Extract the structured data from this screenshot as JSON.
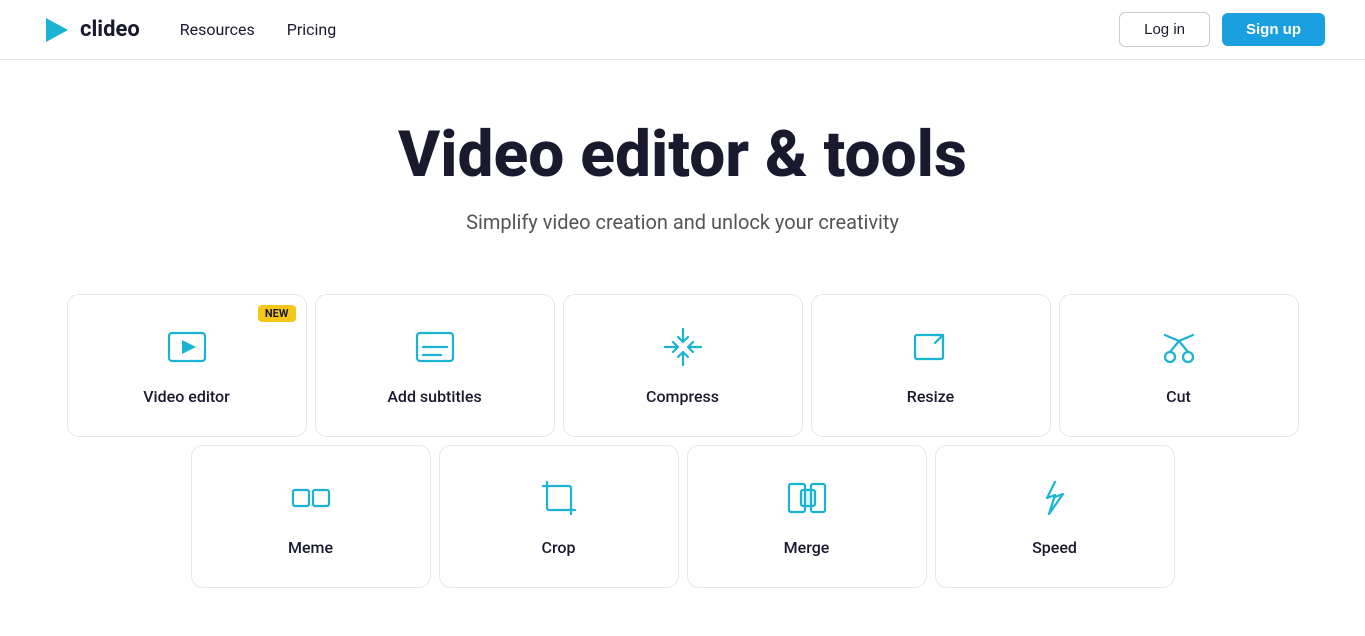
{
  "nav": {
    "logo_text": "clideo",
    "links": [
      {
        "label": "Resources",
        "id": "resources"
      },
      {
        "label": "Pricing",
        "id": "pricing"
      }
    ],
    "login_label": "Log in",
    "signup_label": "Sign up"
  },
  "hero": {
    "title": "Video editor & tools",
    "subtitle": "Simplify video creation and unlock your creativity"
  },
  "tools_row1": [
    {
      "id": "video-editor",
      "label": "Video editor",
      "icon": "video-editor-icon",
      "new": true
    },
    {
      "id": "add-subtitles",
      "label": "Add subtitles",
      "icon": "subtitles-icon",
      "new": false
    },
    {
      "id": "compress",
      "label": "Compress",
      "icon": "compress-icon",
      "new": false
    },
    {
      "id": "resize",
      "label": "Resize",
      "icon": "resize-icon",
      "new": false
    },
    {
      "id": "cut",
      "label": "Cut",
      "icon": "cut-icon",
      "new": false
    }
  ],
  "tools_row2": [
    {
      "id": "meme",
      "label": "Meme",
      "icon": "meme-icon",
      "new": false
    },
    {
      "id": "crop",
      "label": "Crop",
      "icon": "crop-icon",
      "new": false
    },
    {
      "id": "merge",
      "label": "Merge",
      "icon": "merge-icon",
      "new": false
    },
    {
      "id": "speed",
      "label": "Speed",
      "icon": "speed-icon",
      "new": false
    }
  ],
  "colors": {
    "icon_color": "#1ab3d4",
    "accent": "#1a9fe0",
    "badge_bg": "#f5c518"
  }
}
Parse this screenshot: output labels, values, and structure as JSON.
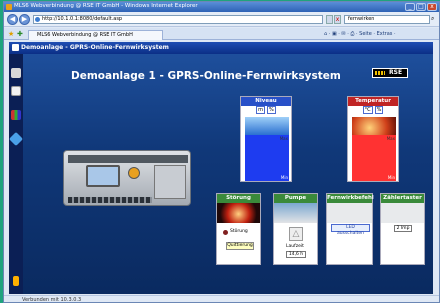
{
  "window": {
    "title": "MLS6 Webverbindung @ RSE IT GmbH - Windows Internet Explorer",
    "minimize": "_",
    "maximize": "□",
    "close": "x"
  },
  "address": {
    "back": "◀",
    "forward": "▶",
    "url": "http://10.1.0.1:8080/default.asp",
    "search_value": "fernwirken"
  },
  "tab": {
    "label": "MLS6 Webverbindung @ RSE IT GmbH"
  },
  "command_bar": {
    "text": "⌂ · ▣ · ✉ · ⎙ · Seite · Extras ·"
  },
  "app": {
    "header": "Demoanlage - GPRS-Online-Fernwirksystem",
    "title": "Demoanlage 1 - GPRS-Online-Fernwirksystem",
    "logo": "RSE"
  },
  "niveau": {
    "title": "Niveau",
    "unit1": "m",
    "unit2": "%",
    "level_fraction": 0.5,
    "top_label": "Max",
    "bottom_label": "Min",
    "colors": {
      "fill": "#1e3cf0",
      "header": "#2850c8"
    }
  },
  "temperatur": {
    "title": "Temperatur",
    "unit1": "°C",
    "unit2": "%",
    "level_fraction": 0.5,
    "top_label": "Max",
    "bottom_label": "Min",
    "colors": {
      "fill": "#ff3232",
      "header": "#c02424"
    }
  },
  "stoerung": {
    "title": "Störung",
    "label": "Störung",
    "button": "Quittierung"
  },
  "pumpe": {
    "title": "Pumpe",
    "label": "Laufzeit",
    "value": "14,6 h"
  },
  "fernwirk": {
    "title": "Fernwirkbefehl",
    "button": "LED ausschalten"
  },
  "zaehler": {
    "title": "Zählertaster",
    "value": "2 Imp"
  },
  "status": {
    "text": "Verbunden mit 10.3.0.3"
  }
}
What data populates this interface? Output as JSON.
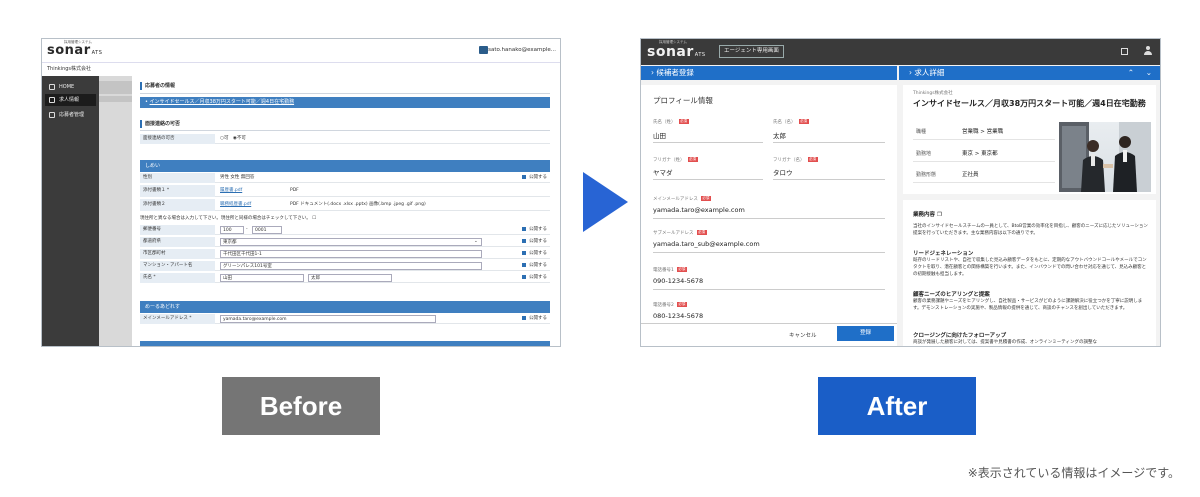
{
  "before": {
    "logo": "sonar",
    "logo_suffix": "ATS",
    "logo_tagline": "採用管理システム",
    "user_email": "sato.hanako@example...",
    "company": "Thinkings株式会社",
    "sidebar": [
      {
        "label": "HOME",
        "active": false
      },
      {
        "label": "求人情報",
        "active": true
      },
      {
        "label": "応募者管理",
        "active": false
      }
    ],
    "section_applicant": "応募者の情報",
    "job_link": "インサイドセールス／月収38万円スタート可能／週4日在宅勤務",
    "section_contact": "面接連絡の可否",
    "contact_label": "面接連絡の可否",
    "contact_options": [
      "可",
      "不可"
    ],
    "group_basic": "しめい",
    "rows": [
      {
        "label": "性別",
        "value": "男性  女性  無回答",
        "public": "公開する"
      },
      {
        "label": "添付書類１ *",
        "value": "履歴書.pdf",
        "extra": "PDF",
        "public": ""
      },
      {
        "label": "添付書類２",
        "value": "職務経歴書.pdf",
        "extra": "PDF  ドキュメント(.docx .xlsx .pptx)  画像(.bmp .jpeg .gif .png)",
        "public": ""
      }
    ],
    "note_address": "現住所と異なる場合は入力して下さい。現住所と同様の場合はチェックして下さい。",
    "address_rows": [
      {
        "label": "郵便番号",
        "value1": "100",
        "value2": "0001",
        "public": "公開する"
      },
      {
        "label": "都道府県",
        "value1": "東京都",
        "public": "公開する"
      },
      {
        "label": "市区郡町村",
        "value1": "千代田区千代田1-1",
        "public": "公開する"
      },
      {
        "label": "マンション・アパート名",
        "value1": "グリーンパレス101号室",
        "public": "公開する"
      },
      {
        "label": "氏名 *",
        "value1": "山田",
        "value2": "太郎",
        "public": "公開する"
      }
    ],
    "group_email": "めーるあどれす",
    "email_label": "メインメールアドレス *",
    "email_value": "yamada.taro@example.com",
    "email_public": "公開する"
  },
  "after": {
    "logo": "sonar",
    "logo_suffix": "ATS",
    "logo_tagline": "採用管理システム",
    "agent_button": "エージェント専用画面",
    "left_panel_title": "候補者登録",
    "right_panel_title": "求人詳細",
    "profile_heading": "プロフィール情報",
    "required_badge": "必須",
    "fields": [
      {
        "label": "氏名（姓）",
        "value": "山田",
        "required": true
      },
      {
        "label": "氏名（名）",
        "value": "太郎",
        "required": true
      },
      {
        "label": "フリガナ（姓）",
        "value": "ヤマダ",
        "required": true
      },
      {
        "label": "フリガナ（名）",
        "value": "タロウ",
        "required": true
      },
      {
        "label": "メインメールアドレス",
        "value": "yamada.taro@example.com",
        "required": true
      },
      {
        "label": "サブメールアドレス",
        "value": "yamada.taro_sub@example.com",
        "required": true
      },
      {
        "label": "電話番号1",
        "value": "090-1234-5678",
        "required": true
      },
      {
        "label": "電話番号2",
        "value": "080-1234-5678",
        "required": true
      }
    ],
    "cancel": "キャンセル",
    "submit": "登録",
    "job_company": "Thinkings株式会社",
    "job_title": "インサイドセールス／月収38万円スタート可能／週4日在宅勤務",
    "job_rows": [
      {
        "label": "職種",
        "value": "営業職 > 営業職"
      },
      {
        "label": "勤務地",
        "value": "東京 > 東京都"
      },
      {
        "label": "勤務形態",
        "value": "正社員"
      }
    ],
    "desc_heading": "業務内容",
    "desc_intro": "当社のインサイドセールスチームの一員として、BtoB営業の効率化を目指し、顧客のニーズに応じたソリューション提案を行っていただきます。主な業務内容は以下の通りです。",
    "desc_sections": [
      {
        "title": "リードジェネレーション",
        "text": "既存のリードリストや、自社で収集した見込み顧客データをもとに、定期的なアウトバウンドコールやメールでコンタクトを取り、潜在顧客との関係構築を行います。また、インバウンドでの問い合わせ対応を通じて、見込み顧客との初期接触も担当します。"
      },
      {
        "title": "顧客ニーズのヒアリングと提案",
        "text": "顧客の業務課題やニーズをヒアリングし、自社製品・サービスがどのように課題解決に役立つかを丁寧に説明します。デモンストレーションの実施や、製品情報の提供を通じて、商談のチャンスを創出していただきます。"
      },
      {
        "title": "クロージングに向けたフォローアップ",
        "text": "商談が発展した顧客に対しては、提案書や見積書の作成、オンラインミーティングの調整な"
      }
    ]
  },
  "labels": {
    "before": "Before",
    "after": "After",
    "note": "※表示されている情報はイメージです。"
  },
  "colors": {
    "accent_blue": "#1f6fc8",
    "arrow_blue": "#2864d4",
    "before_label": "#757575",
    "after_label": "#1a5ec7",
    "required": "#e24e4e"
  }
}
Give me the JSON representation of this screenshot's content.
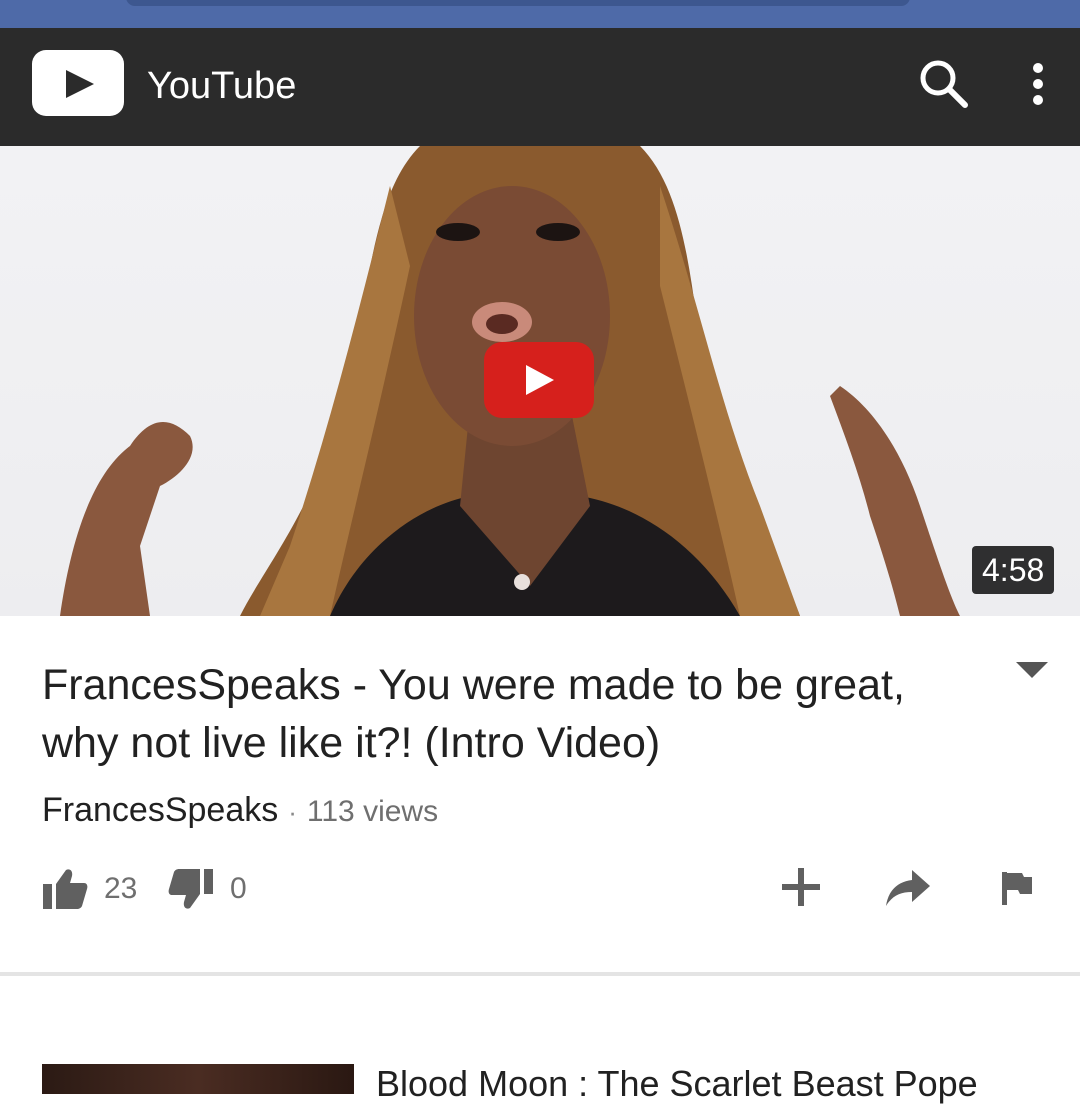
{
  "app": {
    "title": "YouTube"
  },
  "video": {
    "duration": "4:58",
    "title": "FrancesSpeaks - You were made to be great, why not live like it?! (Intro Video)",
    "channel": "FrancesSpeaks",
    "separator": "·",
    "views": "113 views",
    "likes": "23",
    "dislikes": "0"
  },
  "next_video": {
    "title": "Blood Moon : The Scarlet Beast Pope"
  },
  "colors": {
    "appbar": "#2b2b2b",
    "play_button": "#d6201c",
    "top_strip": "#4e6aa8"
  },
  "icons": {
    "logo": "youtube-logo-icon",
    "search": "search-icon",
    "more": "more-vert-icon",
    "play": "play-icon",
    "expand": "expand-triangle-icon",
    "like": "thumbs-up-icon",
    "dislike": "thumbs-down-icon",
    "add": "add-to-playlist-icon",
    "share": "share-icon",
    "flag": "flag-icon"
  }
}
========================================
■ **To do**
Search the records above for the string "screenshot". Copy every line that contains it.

■ **Solution to this exercise**
Extract the structured data from this screenshot as JSON.
Parse this screenshot: output labels, values, and structure as JSON.
Give me the JSON representation of this screenshot's content.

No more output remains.